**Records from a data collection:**
==*==

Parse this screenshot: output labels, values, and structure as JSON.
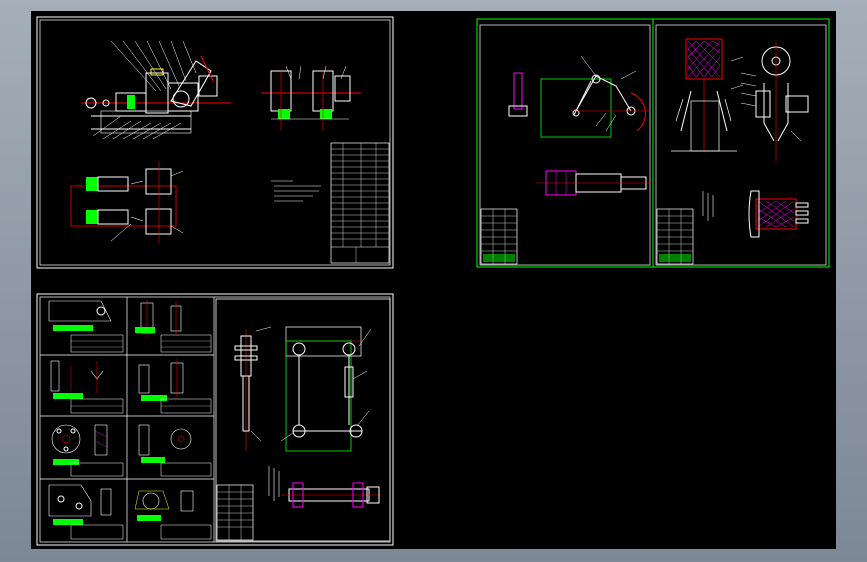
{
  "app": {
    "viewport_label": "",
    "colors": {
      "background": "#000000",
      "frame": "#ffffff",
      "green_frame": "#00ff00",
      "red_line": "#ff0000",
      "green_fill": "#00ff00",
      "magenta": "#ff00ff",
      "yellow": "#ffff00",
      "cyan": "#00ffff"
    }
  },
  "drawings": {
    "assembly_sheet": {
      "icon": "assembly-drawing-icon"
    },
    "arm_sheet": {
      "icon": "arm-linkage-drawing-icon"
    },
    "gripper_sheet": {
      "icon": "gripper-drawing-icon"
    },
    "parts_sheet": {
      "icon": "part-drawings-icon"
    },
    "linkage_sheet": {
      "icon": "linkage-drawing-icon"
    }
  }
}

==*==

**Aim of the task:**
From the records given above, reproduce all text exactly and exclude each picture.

**Written solution:**
Parse this screenshot: output labels, values, and structure as JSON.
{
  "app": {
    "viewport_label": "",
    "colors": {
      "background": "#000000",
      "frame": "#ffffff",
      "green_frame": "#00ff00",
      "red_line": "#ff0000",
      "green_fill": "#00ff00",
      "magenta": "#ff00ff",
      "yellow": "#ffff00",
      "cyan": "#00ffff"
    }
  },
  "drawings": {
    "assembly_sheet": {
      "icon": "assembly-drawing-icon"
    },
    "arm_sheet": {
      "icon": "arm-linkage-drawing-icon"
    },
    "gripper_sheet": {
      "icon": "gripper-drawing-icon"
    },
    "parts_sheet": {
      "icon": "part-drawings-icon"
    },
    "linkage_sheet": {
      "icon": "linkage-drawing-icon"
    }
  }
}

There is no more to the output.